>>>

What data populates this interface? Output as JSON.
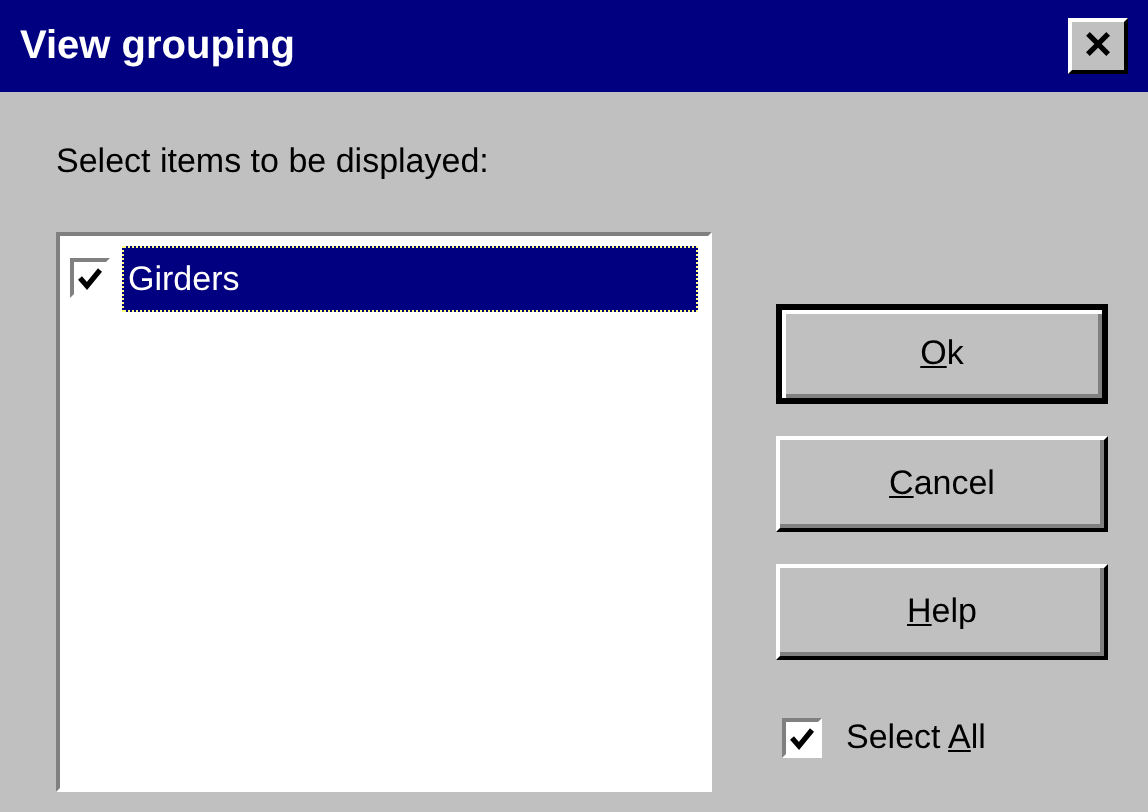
{
  "window": {
    "title": "View grouping",
    "close": "×"
  },
  "prompt": "Select items to be displayed:",
  "items": [
    {
      "label": "Girders",
      "checked": true,
      "selected": true
    }
  ],
  "buttons": [
    {
      "mnemonic": "O",
      "after": "k",
      "default": true
    },
    {
      "mnemonic": "C",
      "after": "ancel",
      "default": false
    },
    {
      "mnemonic": "H",
      "after": "elp",
      "default": false
    }
  ],
  "select_all": {
    "before": "Select ",
    "mnemonic": "A",
    "after": "ll",
    "checked": true
  }
}
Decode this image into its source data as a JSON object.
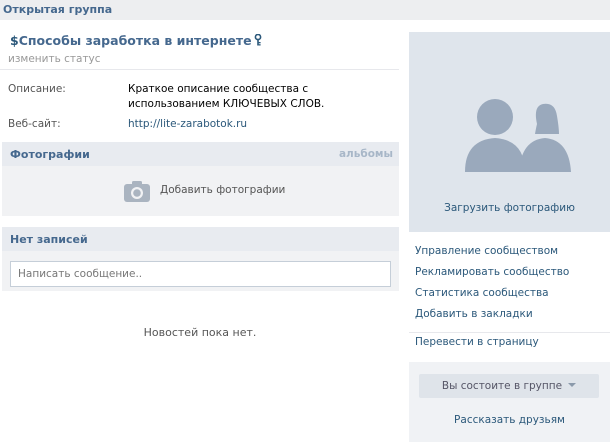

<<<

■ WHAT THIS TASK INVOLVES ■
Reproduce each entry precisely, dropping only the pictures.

■ RESPONSE TO THE TASK ■
What data populates this interface? Output as JSON.
{
  "window": {
    "title": "View grouping",
    "close": "×"
  },
  "prompt": "Select items to be displayed:",
  "items": [
    {
      "label": "Girders",
      "checked": true,
      "selected": true
    }
  ],
  "buttons": [
    {
      "mnemonic": "O",
      "after": "k",
      "default": true
    },
    {
      "mnemonic": "C",
      "after": "ancel",
      "default": false
    },
    {
      "mnemonic": "H",
      "after": "elp",
      "default": false
    }
  ],
  "select_all": {
    "before": "Select ",
    "mnemonic": "A",
    "after": "ll",
    "checked": true
  }
}
Decode this image into its source data as a JSON object.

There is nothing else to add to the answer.